Valon Murati was number five on PDK’s list, but did not manage to get elected, perhaps due to the fact that he is the leader of the Movement for Unification (Lëvizja për Bashkim – LB), which ran as part of PDK’s list. Safete Hadërgjonaj, also failed to get re-elected, while party newcomers Butrint Batalli and Migjen Kelmendi also missed out, with having belonged to another party previously, or joining PDK too late in the day seemingly not well received by PDK voters.

Nisma and its coalition partners’ apparent failure to reach the threshold would have been seen as a surprise by many ahead of the elections, although with appeals pending, they may yet spring another surprise by scraping through on a recount. 

Dice rolled for the mayorship of the capital?

It seems that in this election, the “dice was rolled” for the next round of local elections, especially for the mayorship of the capital.

In fact, although the next local election is scheduled for autumn 2021, some political parties have presented their candidates for the mayorship of Prishtina already, while others have not rejected speculation in the media over potential names. 

But how did some of the potential candidates for the mayorship of the capital fare amongst Prishtina’s voters in this election? 

At LVV, Arben Vitia, the former director of health care at the Municipality of Prishtina who is rumored to be in line to be the party’s mayoral candidate in the capital in 2021, won 11,415 votes in Prishtina on October 6. Two other former directors within the Municipality, Liburn Aliu and Saranda Bogujevci, won 6,515 and 5,211 votes respectively.

“You have made the direction of my political engagement clear.”

Lumir Abdixhiku, LDK

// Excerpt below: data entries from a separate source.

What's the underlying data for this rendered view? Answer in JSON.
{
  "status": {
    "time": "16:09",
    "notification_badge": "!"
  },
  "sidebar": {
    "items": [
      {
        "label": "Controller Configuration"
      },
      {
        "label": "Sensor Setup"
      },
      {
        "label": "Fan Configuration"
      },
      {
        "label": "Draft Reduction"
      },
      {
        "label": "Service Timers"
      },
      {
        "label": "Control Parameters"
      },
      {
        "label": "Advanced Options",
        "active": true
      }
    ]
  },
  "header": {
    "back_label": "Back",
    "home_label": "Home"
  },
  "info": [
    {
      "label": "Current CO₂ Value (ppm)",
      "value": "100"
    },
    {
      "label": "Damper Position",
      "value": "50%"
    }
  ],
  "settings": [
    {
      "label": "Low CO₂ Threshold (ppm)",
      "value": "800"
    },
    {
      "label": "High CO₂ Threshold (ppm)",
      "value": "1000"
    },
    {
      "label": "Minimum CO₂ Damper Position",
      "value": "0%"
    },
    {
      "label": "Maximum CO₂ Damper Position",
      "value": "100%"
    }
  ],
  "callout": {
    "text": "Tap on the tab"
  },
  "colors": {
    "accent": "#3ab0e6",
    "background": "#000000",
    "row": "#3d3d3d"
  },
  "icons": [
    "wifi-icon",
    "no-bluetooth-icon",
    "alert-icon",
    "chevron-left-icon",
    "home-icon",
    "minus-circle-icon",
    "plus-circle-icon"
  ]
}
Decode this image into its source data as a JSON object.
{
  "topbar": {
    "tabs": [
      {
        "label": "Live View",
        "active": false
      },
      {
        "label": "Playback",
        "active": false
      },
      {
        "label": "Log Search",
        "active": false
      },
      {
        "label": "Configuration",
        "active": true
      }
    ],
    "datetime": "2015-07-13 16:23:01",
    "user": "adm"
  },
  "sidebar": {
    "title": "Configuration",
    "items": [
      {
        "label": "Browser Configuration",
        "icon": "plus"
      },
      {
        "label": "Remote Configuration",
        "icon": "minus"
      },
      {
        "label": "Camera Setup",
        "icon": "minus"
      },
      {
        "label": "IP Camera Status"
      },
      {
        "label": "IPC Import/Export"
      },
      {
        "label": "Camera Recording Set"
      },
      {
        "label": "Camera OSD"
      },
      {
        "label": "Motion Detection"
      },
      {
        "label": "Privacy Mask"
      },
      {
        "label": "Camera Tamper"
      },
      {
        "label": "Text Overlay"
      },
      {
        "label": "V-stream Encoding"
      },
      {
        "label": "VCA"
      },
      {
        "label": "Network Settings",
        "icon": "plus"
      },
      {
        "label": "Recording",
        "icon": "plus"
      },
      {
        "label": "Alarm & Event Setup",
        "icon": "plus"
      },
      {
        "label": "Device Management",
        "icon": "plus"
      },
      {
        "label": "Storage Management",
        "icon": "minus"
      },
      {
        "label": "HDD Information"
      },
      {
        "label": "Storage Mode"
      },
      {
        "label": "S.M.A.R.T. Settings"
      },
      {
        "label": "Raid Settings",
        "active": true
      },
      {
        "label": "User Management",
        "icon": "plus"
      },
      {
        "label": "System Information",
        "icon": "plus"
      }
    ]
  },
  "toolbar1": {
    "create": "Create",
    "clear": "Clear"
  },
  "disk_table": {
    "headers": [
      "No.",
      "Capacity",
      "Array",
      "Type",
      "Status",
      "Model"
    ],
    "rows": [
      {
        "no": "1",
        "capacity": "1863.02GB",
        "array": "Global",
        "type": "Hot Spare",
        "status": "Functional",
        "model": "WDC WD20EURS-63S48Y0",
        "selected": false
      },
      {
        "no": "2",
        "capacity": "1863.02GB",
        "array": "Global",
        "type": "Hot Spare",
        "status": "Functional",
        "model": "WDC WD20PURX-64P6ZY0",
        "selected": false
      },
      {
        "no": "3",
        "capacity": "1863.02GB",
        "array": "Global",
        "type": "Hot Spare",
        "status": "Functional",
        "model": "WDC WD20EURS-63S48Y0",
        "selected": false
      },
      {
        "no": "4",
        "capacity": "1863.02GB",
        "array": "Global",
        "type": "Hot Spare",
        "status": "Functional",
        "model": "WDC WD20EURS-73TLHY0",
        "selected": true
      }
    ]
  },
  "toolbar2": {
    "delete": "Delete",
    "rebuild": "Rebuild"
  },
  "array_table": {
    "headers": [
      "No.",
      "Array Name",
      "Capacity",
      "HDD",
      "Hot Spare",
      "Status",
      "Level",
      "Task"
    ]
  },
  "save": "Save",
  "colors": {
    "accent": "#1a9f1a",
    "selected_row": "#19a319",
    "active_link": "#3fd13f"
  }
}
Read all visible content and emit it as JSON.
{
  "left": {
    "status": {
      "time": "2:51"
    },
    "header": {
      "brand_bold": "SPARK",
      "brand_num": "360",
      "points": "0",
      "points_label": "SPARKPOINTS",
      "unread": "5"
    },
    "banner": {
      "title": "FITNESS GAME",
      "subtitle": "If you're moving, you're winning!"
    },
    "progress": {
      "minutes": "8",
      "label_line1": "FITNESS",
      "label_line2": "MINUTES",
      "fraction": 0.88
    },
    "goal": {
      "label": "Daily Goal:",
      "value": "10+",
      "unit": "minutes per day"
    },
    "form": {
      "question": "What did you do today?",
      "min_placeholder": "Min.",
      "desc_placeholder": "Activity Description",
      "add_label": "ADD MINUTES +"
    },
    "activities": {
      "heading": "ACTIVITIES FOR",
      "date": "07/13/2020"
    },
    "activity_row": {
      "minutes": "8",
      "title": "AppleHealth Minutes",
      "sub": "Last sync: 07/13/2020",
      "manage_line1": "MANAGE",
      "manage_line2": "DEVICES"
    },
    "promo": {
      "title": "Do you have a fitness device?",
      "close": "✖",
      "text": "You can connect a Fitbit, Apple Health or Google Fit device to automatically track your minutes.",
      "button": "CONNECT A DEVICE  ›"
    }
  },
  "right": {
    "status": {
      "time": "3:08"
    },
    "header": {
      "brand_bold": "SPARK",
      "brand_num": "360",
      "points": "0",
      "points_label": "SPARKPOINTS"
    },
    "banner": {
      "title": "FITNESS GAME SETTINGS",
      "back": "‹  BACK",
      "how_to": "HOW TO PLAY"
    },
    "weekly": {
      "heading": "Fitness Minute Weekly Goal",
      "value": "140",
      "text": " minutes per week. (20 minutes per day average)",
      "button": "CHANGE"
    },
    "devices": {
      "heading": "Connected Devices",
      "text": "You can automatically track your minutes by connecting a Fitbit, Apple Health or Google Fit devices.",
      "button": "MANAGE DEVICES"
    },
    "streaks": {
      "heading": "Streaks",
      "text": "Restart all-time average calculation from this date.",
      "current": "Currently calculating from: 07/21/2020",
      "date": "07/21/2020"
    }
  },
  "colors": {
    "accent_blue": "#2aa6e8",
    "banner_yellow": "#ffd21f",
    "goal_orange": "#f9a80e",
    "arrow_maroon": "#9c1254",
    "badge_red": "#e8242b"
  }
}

LDK’s 2017 candidate for the mayorship of Prishtina, Arban Abrashi, won 6,799 votes in the capital on October 6, while Lumir Abdixhiku won 10,168 votes. In fact, after the results were made public by CEC, Abdixhiku, thanking his voters in Prishtina in particular, stated: “You have made the direction of my political engagement clear.” Party spokesperson Besian Mustafa won 6,553 votes.

At PDK, Uran Ismaili, the party’s official candidate for the mayorship of the capital in the 2021 election, won 7,110 Prishtina votes, while Abelard Tahiri won 2,903, Memli Krasniqi 2,382, and Eliza Hoxha 2,554. With its official candidate falling well short of the support received by potential rivals, and other potential candidates not reaching 3,000 votes, it looks unlikely that PDK will be a serious contestant in two years.

The AAK-PSD list, with the latter currently running the Municipality of Prishtina, won few votes in the capital. Current mayor of Prishtina, Shpend Ahmeti, won only 1,698 votes, while Visar Ymeri won 1,339, and former deputy mayor of Prishtina, Dardan Sejdiu was the most-voted PSD candidate in the capital with 1,776 votes. Considering that Ahmeti has led Prishtina for the past six years and still received such a small amount of support from Prishtina’s citizens, it looks almost impossible for the PSD mayor to secure a third term.

As for AAK, besides party leader Ramush Haradinaj, Daut Haradinaj (1,800), Brahim Mehmetaj (1,221), Besnik Tahiri (1,209) and Bekë Berisha (1,200) also picked up votes in Prishtina but nowhere near enough to suggest they will be a political force in the capital anytime soon. K

Feature image: Atdhe Mulla / K2.0.